I am not claiming I have all of the answers and I certainly have the luxury of not having all of the details about union contracts, future liabilities, etc., but it seems like there are a couple of things they could do to turn things around in the short term
1. Local Media Should Be Practicing Local SEO
Whenever I talk with a news organization I always ask them to imagine what would happen if someone like Shoemoney took over their brand. I don’t know SM personally, but I imagine he wouldn’t spend a lot of time cranking out the news. Big media brands like SPI have a lot of power in the search engines. In theory they could rank for any local search they want to, including very high value searches such as “seattle dui attorney” ($20+ CPC!). If I were them I would find someone who understands how to do local seo (hint, hint), launch a Seattle yellow pages and start ranking for some high value local terms.
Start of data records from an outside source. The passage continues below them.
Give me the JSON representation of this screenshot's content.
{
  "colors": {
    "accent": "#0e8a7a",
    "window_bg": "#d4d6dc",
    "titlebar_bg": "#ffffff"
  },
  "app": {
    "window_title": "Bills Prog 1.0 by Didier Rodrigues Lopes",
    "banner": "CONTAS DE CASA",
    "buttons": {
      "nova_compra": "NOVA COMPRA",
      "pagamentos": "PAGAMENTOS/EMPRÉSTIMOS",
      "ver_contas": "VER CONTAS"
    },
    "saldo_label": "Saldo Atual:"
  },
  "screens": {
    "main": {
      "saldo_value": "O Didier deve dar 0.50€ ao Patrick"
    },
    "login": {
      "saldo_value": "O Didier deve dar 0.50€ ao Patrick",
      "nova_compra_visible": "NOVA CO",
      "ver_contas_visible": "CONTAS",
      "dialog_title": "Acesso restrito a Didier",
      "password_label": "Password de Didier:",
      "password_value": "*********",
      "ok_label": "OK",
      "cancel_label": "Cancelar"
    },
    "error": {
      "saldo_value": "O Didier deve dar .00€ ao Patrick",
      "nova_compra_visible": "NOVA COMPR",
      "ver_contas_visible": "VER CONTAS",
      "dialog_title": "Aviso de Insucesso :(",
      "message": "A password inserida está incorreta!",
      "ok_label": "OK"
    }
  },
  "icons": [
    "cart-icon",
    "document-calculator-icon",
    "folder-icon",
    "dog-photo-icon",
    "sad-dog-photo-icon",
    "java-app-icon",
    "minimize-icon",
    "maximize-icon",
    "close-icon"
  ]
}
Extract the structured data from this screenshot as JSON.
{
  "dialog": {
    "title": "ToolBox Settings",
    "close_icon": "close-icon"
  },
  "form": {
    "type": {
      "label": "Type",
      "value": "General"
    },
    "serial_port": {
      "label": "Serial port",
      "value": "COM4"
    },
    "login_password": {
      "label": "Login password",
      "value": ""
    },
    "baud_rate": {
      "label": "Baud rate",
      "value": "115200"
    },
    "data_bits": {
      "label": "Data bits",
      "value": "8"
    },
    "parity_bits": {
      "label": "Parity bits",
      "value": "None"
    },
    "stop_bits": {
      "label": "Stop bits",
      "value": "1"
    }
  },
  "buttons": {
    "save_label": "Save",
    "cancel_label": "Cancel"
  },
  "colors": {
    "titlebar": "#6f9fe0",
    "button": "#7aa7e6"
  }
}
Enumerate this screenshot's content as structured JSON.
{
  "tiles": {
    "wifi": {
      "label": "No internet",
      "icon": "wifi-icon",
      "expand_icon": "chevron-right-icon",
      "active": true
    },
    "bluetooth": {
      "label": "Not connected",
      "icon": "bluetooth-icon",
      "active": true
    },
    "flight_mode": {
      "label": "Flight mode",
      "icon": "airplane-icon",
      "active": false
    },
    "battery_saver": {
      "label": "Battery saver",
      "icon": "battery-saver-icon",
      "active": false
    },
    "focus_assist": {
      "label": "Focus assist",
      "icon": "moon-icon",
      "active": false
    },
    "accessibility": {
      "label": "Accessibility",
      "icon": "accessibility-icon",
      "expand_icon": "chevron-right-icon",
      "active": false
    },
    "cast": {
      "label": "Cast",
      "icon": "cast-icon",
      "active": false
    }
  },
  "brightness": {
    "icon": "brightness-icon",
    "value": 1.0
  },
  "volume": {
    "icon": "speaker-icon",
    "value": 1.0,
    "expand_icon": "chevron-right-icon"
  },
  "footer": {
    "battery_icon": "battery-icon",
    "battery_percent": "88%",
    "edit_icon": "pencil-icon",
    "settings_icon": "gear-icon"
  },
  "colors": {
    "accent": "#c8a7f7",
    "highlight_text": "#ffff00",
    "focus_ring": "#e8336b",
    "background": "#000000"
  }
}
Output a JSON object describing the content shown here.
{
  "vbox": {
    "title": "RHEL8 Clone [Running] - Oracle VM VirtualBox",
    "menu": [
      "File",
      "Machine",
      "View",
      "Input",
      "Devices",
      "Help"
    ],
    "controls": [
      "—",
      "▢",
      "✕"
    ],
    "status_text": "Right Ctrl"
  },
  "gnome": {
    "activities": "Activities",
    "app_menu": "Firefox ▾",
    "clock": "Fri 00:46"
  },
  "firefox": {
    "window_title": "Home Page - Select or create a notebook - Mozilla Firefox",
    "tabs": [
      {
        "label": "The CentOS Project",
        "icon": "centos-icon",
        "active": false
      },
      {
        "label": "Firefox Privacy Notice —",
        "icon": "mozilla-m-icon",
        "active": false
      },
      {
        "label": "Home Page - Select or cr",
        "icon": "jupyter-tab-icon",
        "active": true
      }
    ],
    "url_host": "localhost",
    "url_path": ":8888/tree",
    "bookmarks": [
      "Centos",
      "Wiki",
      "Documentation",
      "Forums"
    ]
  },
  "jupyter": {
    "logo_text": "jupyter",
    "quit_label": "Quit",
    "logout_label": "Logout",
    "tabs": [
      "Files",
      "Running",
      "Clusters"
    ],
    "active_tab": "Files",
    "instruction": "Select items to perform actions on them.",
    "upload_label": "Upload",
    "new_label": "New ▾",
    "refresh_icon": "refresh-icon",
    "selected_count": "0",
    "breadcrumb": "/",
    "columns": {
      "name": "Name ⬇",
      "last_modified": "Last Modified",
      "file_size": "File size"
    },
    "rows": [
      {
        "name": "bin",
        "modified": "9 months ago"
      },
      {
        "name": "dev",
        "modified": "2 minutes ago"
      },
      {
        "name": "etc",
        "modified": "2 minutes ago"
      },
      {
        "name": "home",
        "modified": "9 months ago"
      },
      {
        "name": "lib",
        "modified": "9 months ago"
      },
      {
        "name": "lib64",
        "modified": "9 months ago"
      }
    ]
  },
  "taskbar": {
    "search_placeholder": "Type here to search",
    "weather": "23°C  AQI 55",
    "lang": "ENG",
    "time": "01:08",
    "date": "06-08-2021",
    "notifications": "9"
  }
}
2. Turn The Paper Into a News Bazaar
I know a journalist who started a blog while working at a big paper. The paper never got behind it and wanted him to stop blogging. Instead he cut a deal where he left the paper and got to keep the blog in exchange for sharing the content with them. The blog became a big deal and now the paper has no ownership in it. I have all of the respect in the world for journalists and we need them to be motivated to go after the good stories v. the good $, but given the state of the industry it may be time for more of them to take control of their own destinies. There are a number of stories of bloggers who have been both successful and able to focus on “good” journalism (e.g. Talking Points Memo which broke the attorney general firing scandal). If you think of the SPI brand as a marketplace or Kapalıçarşı, seems to me there is a model where enterprising journalists/bloggers can lease out a booth (e.g. Real Estate, Autos, etc.) and have a financial arrangement with the paper based on performance. Sure there would have to be some quality oversight (or not?) but if writers are publishing like their jobs depended on it, perhaps we would get no worse than what we are getting today, and we might even get better stories, as entrepreneurial writers seek to differentiate themselves by upping the quality of their work.